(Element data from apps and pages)
▼▼▼

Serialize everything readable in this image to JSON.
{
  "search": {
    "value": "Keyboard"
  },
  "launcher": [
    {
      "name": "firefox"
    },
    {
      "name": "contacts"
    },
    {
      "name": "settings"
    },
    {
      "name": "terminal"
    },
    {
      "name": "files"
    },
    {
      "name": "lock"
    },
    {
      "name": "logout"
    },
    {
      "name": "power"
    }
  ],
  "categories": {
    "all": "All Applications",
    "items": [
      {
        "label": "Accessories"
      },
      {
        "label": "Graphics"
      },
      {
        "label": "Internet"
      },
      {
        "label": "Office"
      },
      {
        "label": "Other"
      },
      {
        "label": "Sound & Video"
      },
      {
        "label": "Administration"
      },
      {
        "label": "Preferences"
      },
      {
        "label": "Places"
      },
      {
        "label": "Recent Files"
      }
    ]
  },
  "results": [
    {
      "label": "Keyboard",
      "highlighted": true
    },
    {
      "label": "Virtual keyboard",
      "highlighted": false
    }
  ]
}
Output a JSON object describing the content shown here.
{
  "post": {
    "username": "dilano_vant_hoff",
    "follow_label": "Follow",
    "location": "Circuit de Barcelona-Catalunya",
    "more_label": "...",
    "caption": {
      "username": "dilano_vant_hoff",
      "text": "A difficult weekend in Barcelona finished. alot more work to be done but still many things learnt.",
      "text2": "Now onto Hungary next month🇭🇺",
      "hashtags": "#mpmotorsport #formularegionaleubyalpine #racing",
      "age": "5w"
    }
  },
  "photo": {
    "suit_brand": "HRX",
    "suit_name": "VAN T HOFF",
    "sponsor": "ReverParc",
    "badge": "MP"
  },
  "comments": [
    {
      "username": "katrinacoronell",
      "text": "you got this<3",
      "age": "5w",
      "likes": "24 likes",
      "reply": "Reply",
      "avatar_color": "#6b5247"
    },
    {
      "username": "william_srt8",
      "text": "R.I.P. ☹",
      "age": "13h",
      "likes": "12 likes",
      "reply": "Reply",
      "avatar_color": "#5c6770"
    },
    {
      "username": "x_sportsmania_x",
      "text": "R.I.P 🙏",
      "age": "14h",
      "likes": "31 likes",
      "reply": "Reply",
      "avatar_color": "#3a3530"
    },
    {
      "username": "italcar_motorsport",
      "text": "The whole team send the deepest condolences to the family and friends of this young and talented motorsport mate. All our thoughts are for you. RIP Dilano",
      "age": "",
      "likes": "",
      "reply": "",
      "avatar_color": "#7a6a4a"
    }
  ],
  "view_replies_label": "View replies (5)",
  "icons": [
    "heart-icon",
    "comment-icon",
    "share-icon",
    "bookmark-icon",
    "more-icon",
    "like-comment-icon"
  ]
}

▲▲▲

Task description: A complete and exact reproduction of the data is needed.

Exercise output:
Serialize everything readable in this image to JSON.
{
  "search": {
    "value": "Keyboard"
  },
  "launcher": [
    {
      "name": "firefox"
    },
    {
      "name": "contacts"
    },
    {
      "name": "settings"
    },
    {
      "name": "terminal"
    },
    {
      "name": "files"
    },
    {
      "name": "lock"
    },
    {
      "name": "logout"
    },
    {
      "name": "power"
    }
  ],
  "categories": {
    "all": "All Applications",
    "items": [
      {
        "label": "Accessories"
      },
      {
        "label": "Graphics"
      },
      {
        "label": "Internet"
      },
      {
        "label": "Office"
      },
      {
        "label": "Other"
      },
      {
        "label": "Sound & Video"
      },
      {
        "label": "Administration"
      },
      {
        "label": "Preferences"
      },
      {
        "label": "Places"
      },
      {
        "label": "Recent Files"
      }
    ]
  },
  "results": [
    {
      "label": "Keyboard",
      "highlighted": true
    },
    {
      "label": "Virtual keyboard",
      "highlighted": false
    }
  ]
}
Output a JSON object describing the content shown here.
{
  "post": {
    "username": "dilano_vant_hoff",
    "follow_label": "Follow",
    "location": "Circuit de Barcelona-Catalunya",
    "more_label": "...",
    "caption": {
      "username": "dilano_vant_hoff",
      "text": "A difficult weekend in Barcelona finished. alot more work to be done but still many things learnt.",
      "text2": "Now onto Hungary next month🇭🇺",
      "hashtags": "#mpmotorsport #formularegionaleubyalpine #racing",
      "age": "5w"
    }
  },
  "photo": {
    "suit_brand": "HRX",
    "suit_name": "VAN T HOFF",
    "sponsor": "ReverParc",
    "badge": "MP"
  },
  "comments": [
    {
      "username": "katrinacoronell",
      "text": "you got this<3",
      "age": "5w",
      "likes": "24 likes",
      "reply": "Reply",
      "avatar_color": "#6b5247"
    },
    {
      "username": "william_srt8",
      "text": "R.I.P. ☹",
      "age": "13h",
      "likes": "12 likes",
      "reply": "Reply",
      "avatar_color": "#5c6770"
    },
    {
      "username": "x_sportsmania_x",
      "text": "R.I.P 🙏",
      "age": "14h",
      "likes": "31 likes",
      "reply": "Reply",
      "avatar_color": "#3a3530"
    },
    {
      "username": "italcar_motorsport",
      "text": "The whole team send the deepest condolences to the family and friends of this young and talented motorsport mate. All our thoughts are for you. RIP Dilano",
      "age": "",
      "likes": "",
      "reply": "",
      "avatar_color": "#7a6a4a"
    }
  ],
  "view_replies_label": "View replies (5)",
  "icons": [
    "heart-icon",
    "comment-icon",
    "share-icon",
    "bookmark-icon",
    "more-icon",
    "like-comment-icon"
  ]
}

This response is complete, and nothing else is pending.